Eminent domain affects Connecticut town
When a private development corporation in New London, Conn., announced plans in 2000 to develop new townhomes on waterfront property, most of the 113 residents who owned homes on the 90-acre parcel sold without a fight.
But seven neighbors refused, and the city moved to take their properties via eminent domain. The homeowners argued that the takings were illegal because the New London Development Corporation wanted their land for private development instead of public use. With nurse Susette Kelo in the lead, they took their battle all the way to the Supreme Court in 2005 and lost, igniting a national debate.
While Kelo now lives in Groton, Conn., across the river from New London, supporters have moved her house to another part of New London and reassembled it on donated land. She is no longer doing interviews, but the Institute for Justice, which litigated the case, says Kelo hasn't yet determined how or if she will use her house. Kelo minced no words in testifying before a congressional committee a few months after the decision: "What we have now amounts to 'government by the highest bidder,' and that has got to stop."
Michael Cristofaro, a computer engineer and member of a family that participated in the suit, was painfully familiar with eminent domain even before the Kelo controversy. In the 1970s, his family lost their home. "The city of New London told us they were taking our home for a sea wall," he says. "That wall was never built there, but a private development was. If that can happen to us twice, it can happen to anyone, anywhere."
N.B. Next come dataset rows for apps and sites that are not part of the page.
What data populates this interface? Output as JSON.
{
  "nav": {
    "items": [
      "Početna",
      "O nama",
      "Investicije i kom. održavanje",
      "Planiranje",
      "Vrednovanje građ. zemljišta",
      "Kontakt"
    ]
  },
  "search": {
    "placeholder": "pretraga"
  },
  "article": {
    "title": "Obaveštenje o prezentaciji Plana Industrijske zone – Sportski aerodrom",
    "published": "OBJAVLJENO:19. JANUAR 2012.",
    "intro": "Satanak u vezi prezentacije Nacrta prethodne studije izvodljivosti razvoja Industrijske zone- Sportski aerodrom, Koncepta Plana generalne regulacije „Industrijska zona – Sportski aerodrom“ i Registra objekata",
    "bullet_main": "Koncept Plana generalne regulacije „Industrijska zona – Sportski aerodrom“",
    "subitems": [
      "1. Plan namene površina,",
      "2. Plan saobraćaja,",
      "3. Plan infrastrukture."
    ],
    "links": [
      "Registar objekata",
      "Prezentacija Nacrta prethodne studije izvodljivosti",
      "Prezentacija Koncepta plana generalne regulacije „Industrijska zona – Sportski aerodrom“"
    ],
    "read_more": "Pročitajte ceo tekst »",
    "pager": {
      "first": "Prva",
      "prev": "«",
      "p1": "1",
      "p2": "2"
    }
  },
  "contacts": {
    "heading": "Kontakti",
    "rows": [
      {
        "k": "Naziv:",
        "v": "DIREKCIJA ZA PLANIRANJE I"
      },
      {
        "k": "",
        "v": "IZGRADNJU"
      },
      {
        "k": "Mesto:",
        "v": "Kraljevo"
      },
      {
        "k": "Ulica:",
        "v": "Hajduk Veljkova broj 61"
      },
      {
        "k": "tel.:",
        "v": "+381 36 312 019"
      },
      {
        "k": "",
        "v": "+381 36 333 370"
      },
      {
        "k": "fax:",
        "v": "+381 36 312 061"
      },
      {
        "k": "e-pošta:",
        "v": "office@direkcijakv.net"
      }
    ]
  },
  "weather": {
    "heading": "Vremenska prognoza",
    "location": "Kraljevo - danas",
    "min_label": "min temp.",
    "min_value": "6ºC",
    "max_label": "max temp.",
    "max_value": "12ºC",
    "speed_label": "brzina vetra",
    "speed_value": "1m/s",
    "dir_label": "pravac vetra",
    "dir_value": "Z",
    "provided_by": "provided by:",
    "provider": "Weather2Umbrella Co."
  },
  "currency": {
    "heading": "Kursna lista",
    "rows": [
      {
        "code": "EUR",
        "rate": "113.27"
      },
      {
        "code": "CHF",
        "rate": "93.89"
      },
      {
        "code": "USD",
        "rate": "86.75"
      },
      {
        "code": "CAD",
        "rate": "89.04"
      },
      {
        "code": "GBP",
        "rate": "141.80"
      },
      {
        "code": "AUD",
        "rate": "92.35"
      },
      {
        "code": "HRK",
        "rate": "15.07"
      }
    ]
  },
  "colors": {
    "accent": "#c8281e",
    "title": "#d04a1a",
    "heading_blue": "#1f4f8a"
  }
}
All of the homeowners involved in the case have since left New London save for Cristofaro, who laments the fact that the Supreme Court decision destroyed a close-knit group and says he'll be moving soon, too. "I've had enough of this stuff," he says. "I'm not waiting around for them to take a third [home]."
Shortly after the Kelo decision settled the fate of his property, Cristofaro saw the area bulldozed for the development. He's flabbergasted that it remains largely empty near two years later. "The place is a big dust bowl," Cristofaro says. "Nothing's happened." There is no economic development."
A representative of the NLDC, who asked not to be named, says the legal costs involved with the Kelo case and the sagging housing market have delayed construction. He says they expect to begin building townhomes elsewhere on the 90-acre parcel shortly, but it will be next year before they use the land from the Kelo suit for infrastructure, such as roads and sewers.
"I'll believe it when I see it," Cristofaro says.